Time and again, we see Anna overmatched, in rooms filled with men twice her size. But like Jean Reno in "The Professional," she's a master with weapons, and seems to have an endless array of creative ways in which to deploy them. The film keeps things moving fast — characters like Rembrandt, Moody, and Anna are constructed as smart people who need to stay a few steps ahead of everyone else to stay alive, so the benefit to the viewer is that we never get ahead of what we're seeing onscreen, a fatal mistake made by so many films.
Never is this more apparent than in a climactic action scene that doesn't have a single punch thrown. Rembrandt asks Anna to dinner, and the two meet up in a fancy restaurant, both dressed to the nines. In no time, the two are pointing guns at each other under the table. The dialogue in the scene, written by "The Equalizer" movies (and the upcoming "Kraven the Hunter") scripter Richard Wenk, crackles with crude, infectious precision.
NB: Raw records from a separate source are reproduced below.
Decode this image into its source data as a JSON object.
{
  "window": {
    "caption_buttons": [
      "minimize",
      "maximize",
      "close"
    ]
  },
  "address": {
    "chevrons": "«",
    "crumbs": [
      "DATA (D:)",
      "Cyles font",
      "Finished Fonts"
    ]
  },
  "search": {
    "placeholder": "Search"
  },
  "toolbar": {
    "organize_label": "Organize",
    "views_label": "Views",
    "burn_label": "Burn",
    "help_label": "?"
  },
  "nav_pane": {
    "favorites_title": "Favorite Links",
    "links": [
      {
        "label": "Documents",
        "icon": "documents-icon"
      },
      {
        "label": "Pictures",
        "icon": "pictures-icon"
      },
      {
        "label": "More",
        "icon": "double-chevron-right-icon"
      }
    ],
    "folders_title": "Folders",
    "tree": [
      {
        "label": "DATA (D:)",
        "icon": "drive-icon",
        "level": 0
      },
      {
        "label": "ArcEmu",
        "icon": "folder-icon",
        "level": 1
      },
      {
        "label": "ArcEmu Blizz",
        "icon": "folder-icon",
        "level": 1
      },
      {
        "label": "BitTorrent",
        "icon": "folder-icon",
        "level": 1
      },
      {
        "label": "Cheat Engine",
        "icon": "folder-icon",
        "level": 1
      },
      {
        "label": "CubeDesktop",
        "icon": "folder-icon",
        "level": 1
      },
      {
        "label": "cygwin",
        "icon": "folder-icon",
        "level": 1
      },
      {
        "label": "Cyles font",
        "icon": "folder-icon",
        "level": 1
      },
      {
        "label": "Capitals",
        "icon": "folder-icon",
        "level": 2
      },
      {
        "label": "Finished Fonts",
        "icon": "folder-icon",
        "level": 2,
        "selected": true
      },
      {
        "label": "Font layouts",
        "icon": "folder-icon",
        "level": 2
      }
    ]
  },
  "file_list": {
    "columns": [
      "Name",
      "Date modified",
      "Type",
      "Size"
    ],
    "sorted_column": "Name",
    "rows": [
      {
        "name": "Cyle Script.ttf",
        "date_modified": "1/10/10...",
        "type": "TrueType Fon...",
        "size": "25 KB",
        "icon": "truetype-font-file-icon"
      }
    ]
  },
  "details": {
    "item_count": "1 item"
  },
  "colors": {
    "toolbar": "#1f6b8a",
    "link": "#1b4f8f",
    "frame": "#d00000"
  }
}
Between the dialogue, the action, and that central cat-and-mouse game between Maggie Q and Michael Keaton, the film is well worth your time. The three leads are all clearly having a lot of fun, and their characters are given plenty of time to breathe and develop between knife fights. It all wraps up in a solid showdown, punctuated by a terrific final shot.
So do yourself a favor and get past the generic moniker. "The Protégé" is the best trained killer film to come along in sometime, and Maggie Q is an absolute force of nature who gives heart, body, and soul to her performance.